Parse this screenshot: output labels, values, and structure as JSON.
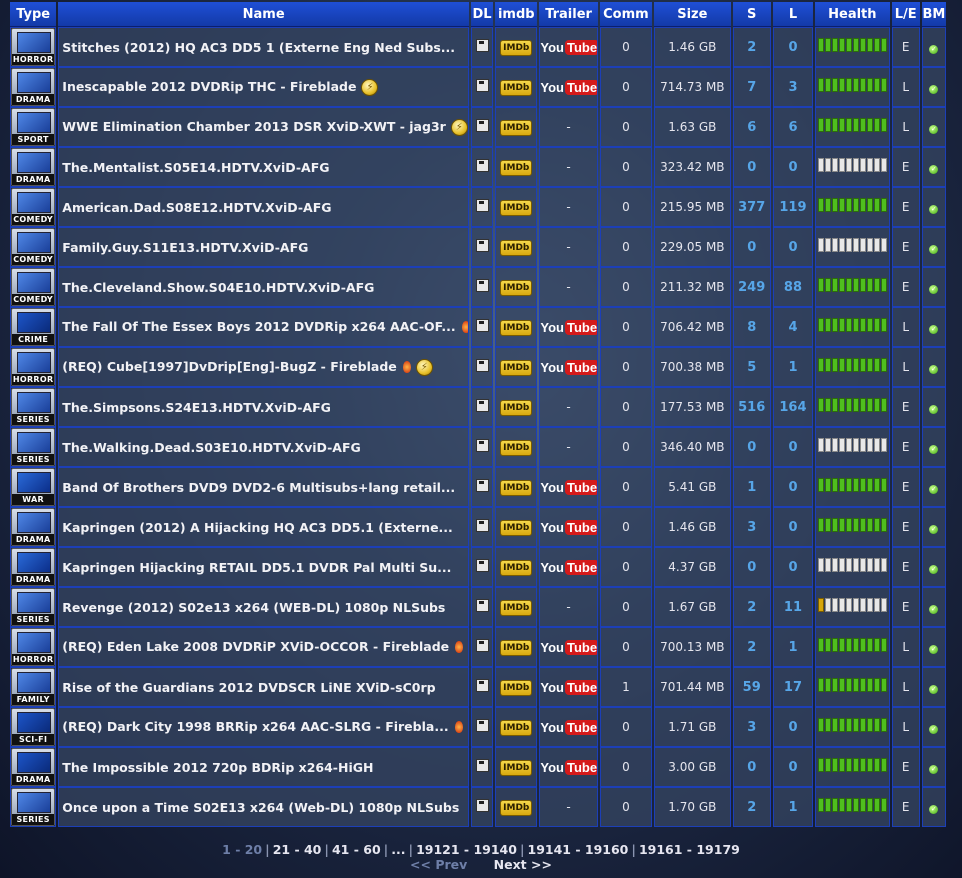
{
  "headers": [
    "Type",
    "Name",
    "DL",
    "imdb",
    "Trailer",
    "Comm",
    "Size",
    "S",
    "L",
    "Health",
    "L/E",
    "BM"
  ],
  "rows": [
    {
      "cat": "HORROR",
      "icon": "tv",
      "name": "Stitches (2012) HQ AC3 DD5 1 (Externe Eng Ned Subs...",
      "req": false,
      "free": false,
      "trailer": "youtube",
      "comm": "0",
      "size": "1.46 GB",
      "s": "2",
      "l": "0",
      "health": "full",
      "le": "E"
    },
    {
      "cat": "DRAMA",
      "icon": "tv",
      "name": "Inescapable 2012 DVDRip THC - Fireblade",
      "req": false,
      "free": true,
      "trailer": "youtube",
      "comm": "0",
      "size": "714.73 MB",
      "s": "7",
      "l": "3",
      "health": "full",
      "le": "L"
    },
    {
      "cat": "SPORT",
      "icon": "tv",
      "name": "WWE Elimination Chamber 2013 DSR XviD-XWT - jag3r",
      "req": false,
      "free": true,
      "trailer": "-",
      "comm": "0",
      "size": "1.63 GB",
      "s": "6",
      "l": "6",
      "health": "full",
      "le": "L"
    },
    {
      "cat": "DRAMA",
      "icon": "tv",
      "name": "The.Mentalist.S05E14.HDTV.XviD-AFG",
      "req": false,
      "free": false,
      "trailer": "-",
      "comm": "0",
      "size": "323.42 MB",
      "s": "0",
      "l": "0",
      "health": "dead",
      "le": "E"
    },
    {
      "cat": "COMEDY",
      "icon": "tv",
      "name": "American.Dad.S08E12.HDTV.XviD-AFG",
      "req": false,
      "free": false,
      "trailer": "-",
      "comm": "0",
      "size": "215.95 MB",
      "s": "377",
      "l": "119",
      "health": "full",
      "le": "E"
    },
    {
      "cat": "COMEDY",
      "icon": "tv",
      "name": "Family.Guy.S11E13.HDTV.XviD-AFG",
      "req": false,
      "free": false,
      "trailer": "-",
      "comm": "0",
      "size": "229.05 MB",
      "s": "0",
      "l": "0",
      "health": "dead",
      "le": "E"
    },
    {
      "cat": "COMEDY",
      "icon": "tv",
      "name": "The.Cleveland.Show.S04E10.HDTV.XviD-AFG",
      "req": false,
      "free": false,
      "trailer": "-",
      "comm": "0",
      "size": "211.32 MB",
      "s": "249",
      "l": "88",
      "health": "full",
      "le": "E"
    },
    {
      "cat": "CRIME",
      "icon": "bluray",
      "name": "The Fall Of The Essex Boys 2012 DVDRip x264 AAC-OF...",
      "req": true,
      "free": true,
      "trailer": "youtube",
      "comm": "0",
      "size": "706.42 MB",
      "s": "8",
      "l": "4",
      "health": "full",
      "le": "L"
    },
    {
      "cat": "HORROR",
      "icon": "tv",
      "name": "(REQ) Cube[1997]DvDrip[Eng]-BugZ - Fireblade",
      "req": true,
      "free": true,
      "trailer": "youtube",
      "comm": "0",
      "size": "700.38 MB",
      "s": "5",
      "l": "1",
      "health": "full",
      "le": "L"
    },
    {
      "cat": "SERIES",
      "icon": "tv",
      "name": "The.Simpsons.S24E13.HDTV.XviD-AFG",
      "req": false,
      "free": false,
      "trailer": "-",
      "comm": "0",
      "size": "177.53 MB",
      "s": "516",
      "l": "164",
      "health": "full",
      "le": "E"
    },
    {
      "cat": "SERIES",
      "icon": "tv",
      "name": "The.Walking.Dead.S03E10.HDTV.XviD-AFG",
      "req": false,
      "free": false,
      "trailer": "-",
      "comm": "0",
      "size": "346.40 MB",
      "s": "0",
      "l": "0",
      "health": "dead",
      "le": "E"
    },
    {
      "cat": "WAR",
      "icon": "dvd",
      "name": "Band Of Brothers DVD9 DVD2-6 Multisubs+lang retail...",
      "req": false,
      "free": false,
      "trailer": "youtube",
      "comm": "0",
      "size": "5.41 GB",
      "s": "1",
      "l": "0",
      "health": "full",
      "le": "E"
    },
    {
      "cat": "DRAMA",
      "icon": "tv",
      "name": "Kapringen (2012) A Hijacking HQ AC3 DD5.1 (Externe...",
      "req": false,
      "free": false,
      "trailer": "youtube",
      "comm": "0",
      "size": "1.46 GB",
      "s": "3",
      "l": "0",
      "health": "full",
      "le": "E"
    },
    {
      "cat": "DRAMA",
      "icon": "dvd",
      "name": "Kapringen Hijacking RETAIL DD5.1 DVDR Pal Multi Su...",
      "req": false,
      "free": false,
      "trailer": "youtube",
      "comm": "0",
      "size": "4.37 GB",
      "s": "0",
      "l": "0",
      "health": "dead",
      "le": "E"
    },
    {
      "cat": "SERIES",
      "icon": "tv",
      "name": "Revenge (2012) S02e13 x264 (WEB-DL) 1080p NLSubs",
      "req": false,
      "free": false,
      "trailer": "-",
      "comm": "0",
      "size": "1.67 GB",
      "s": "2",
      "l": "11",
      "health": "low",
      "le": "E"
    },
    {
      "cat": "HORROR",
      "icon": "tv",
      "name": "(REQ) Eden Lake 2008 DVDRiP XViD-OCCOR - Fireblade",
      "req": true,
      "free": true,
      "trailer": "youtube",
      "comm": "0",
      "size": "700.13 MB",
      "s": "2",
      "l": "1",
      "health": "full",
      "le": "L"
    },
    {
      "cat": "FAMILY",
      "icon": "tv",
      "name": "Rise of the Guardians 2012 DVDSCR LiNE XViD-sC0rp",
      "req": false,
      "free": false,
      "trailer": "youtube",
      "comm": "1",
      "size": "701.44 MB",
      "s": "59",
      "l": "17",
      "health": "full",
      "le": "L"
    },
    {
      "cat": "SCI-FI",
      "icon": "bluray",
      "name": "(REQ) Dark City 1998 BRRip x264 AAC-SLRG - Firebla...",
      "req": true,
      "free": true,
      "trailer": "youtube",
      "comm": "0",
      "size": "1.71 GB",
      "s": "3",
      "l": "0",
      "health": "full",
      "le": "L"
    },
    {
      "cat": "DRAMA",
      "icon": "bluray",
      "name": "The Impossible 2012 720p BDRip x264-HiGH",
      "req": false,
      "free": false,
      "trailer": "youtube",
      "comm": "0",
      "size": "3.00 GB",
      "s": "0",
      "l": "0",
      "health": "full",
      "le": "E"
    },
    {
      "cat": "SERIES",
      "icon": "tv",
      "name": "Once upon a Time S02E13 x264 (Web-DL) 1080p NLSubs",
      "req": false,
      "free": false,
      "trailer": "-",
      "comm": "0",
      "size": "1.70 GB",
      "s": "2",
      "l": "1",
      "health": "full",
      "le": "E"
    }
  ],
  "labels": {
    "imdb": "IMDb",
    "you": "You",
    "tube": "Tube"
  },
  "pager": {
    "pages": [
      "1 - 20",
      "21 - 40",
      "41 - 60",
      "...",
      "19121 - 19140",
      "19141 - 19160",
      "19161 - 19179"
    ],
    "prev": "<< Prev",
    "next": "Next >>"
  },
  "colors": {
    "header": "#1f4fd6",
    "border": "#1c3fb8",
    "seeds": "#57a6e8",
    "health_ok": "#4fbf1e"
  }
}
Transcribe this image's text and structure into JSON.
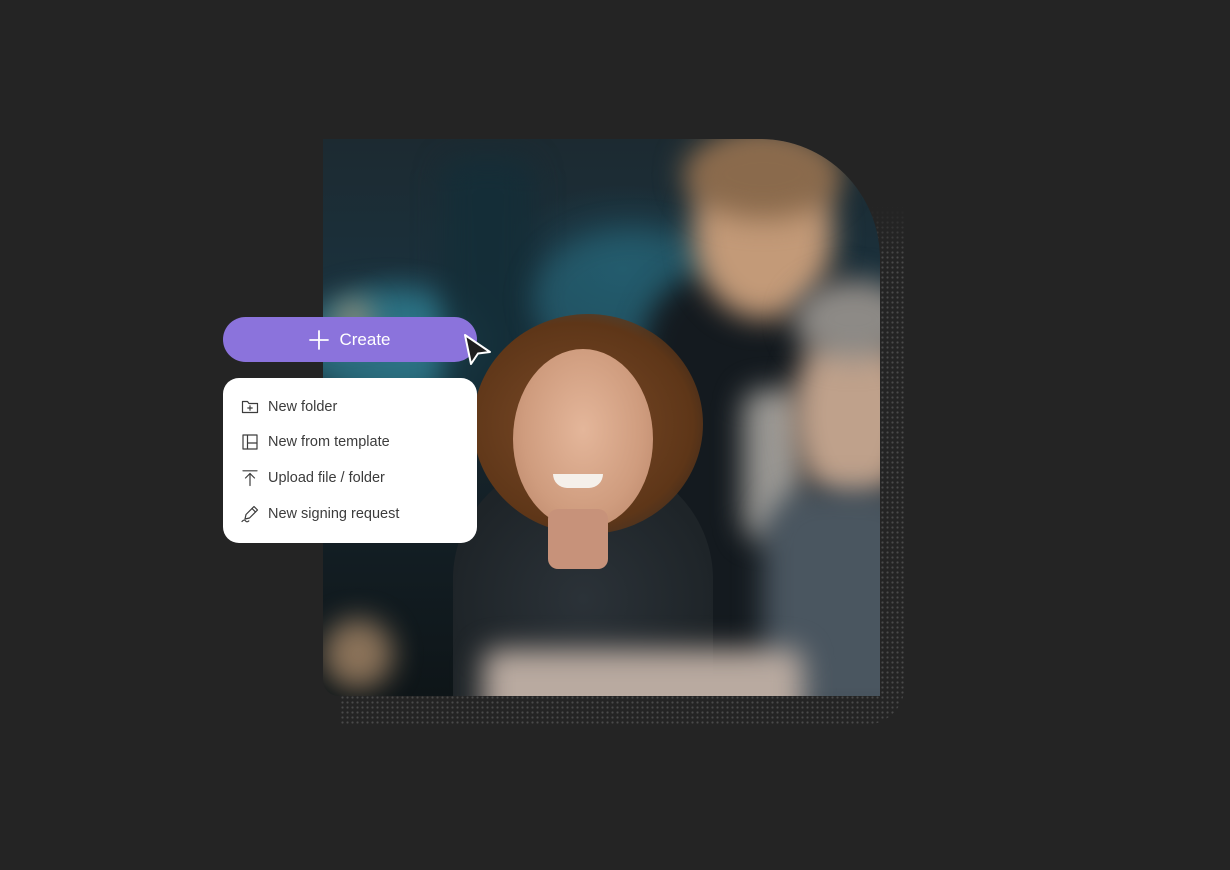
{
  "create_button": {
    "label": "Create",
    "icon": "plus-icon",
    "color": "#8b73dc"
  },
  "menu": {
    "items": [
      {
        "label": "New folder",
        "icon": "folder-plus-icon"
      },
      {
        "label": "New from template",
        "icon": "template-icon"
      },
      {
        "label": "Upload file / folder",
        "icon": "upload-icon"
      },
      {
        "label": "New signing request",
        "icon": "signature-pen-icon"
      }
    ]
  },
  "hero_image": {
    "icon": "team-photo"
  },
  "colors": {
    "background": "#242424",
    "accent": "#8b73dc",
    "menu_background": "#ffffff",
    "menu_text": "#3c3c3c"
  }
}
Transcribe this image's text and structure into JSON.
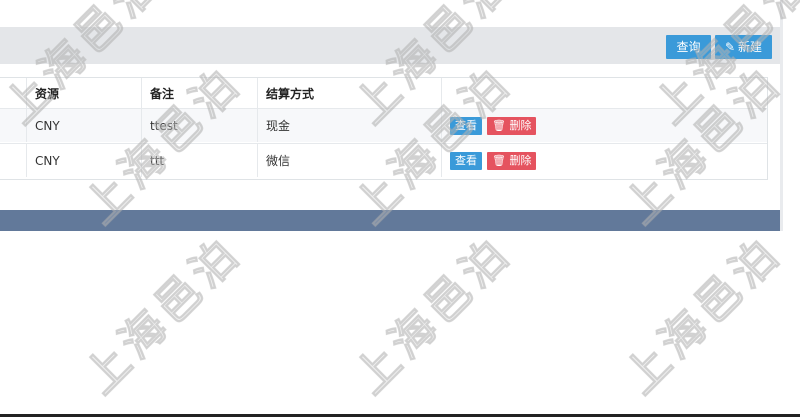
{
  "toolbar": {
    "query_label": "查询",
    "new_label": "新建",
    "new_icon": "pencil-icon"
  },
  "table": {
    "headers": [
      "资源",
      "备注",
      "结算方式"
    ],
    "rows": [
      {
        "currency": "CNY",
        "note": "ttest",
        "settlement": "现金"
      },
      {
        "currency": "CNY",
        "note": "ttt",
        "settlement": "微信"
      }
    ],
    "actions": {
      "view_label": "查看",
      "delete_label": "删除",
      "delete_icon": "trash-icon"
    }
  },
  "watermark": "上海邑泊",
  "colors": {
    "primary": "#3a9ad9",
    "danger": "#e5535f",
    "footer": "#62799a",
    "toolbar_bg": "#e4e6e9"
  }
}
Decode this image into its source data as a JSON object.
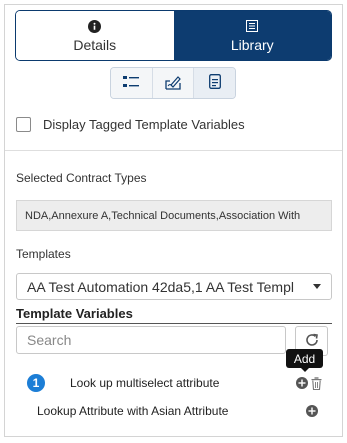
{
  "tabs": [
    {
      "label": "Details",
      "icon": "info-icon"
    },
    {
      "label": "Library",
      "icon": "list-icon"
    }
  ],
  "view_buttons": [
    "list-view-icon",
    "edit-signature-icon",
    "document-icon"
  ],
  "display_tagged_label": "Display Tagged Template Variables",
  "selected_contract_types": {
    "label": "Selected Contract Types",
    "value": "NDA,Annexure A,Technical Documents,Association With"
  },
  "templates": {
    "label": "Templates",
    "selected": "AA Test Automation 42da5,1 AA Test Templ"
  },
  "template_variables": {
    "heading": "Template Variables",
    "search_placeholder": "Search",
    "tooltip": "Add",
    "items": [
      {
        "badge": "1",
        "label": "Look up multiselect attribute"
      },
      {
        "label": "Lookup Attribute with Asian Attribute"
      }
    ]
  },
  "colors": {
    "primary": "#0d3c70",
    "badge": "#1c7ed6"
  }
}
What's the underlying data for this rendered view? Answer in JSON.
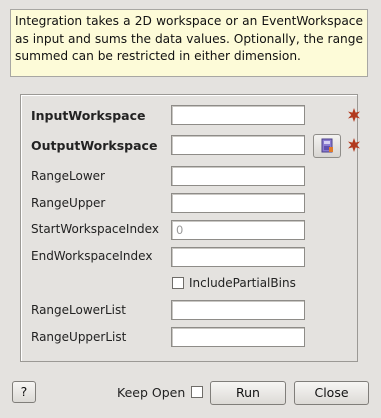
{
  "description": "Integration takes a 2D workspace or an EventWorkspace as input and sums the data values. Optionally, the range summed can be restricted in either dimension.",
  "fields": {
    "input_workspace": {
      "label": "InputWorkspace",
      "value": ""
    },
    "output_workspace": {
      "label": "OutputWorkspace",
      "value": ""
    },
    "range_lower": {
      "label": "RangeLower",
      "value": ""
    },
    "range_upper": {
      "label": "RangeUpper",
      "value": ""
    },
    "start_workspace_index": {
      "label": "StartWorkspaceIndex",
      "value": "0"
    },
    "end_workspace_index": {
      "label": "EndWorkspaceIndex",
      "value": ""
    },
    "range_lower_list": {
      "label": "RangeLowerList",
      "value": ""
    },
    "range_upper_list": {
      "label": "RangeUpperList",
      "value": ""
    }
  },
  "include_partial_bins": {
    "label": "IncludePartialBins",
    "checked": false
  },
  "footer": {
    "help_label": "?",
    "keep_open_label": "Keep Open",
    "keep_open_checked": false,
    "run_label": "Run",
    "close_label": "Close"
  },
  "icons": {
    "mandatory": "required-star-icon",
    "browse": "workspace-browse-icon"
  },
  "colors": {
    "description_bg": "#fdfbd8",
    "mandatory_star": "#b23a1e"
  }
}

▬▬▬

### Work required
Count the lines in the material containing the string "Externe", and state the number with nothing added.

### Output for this task
2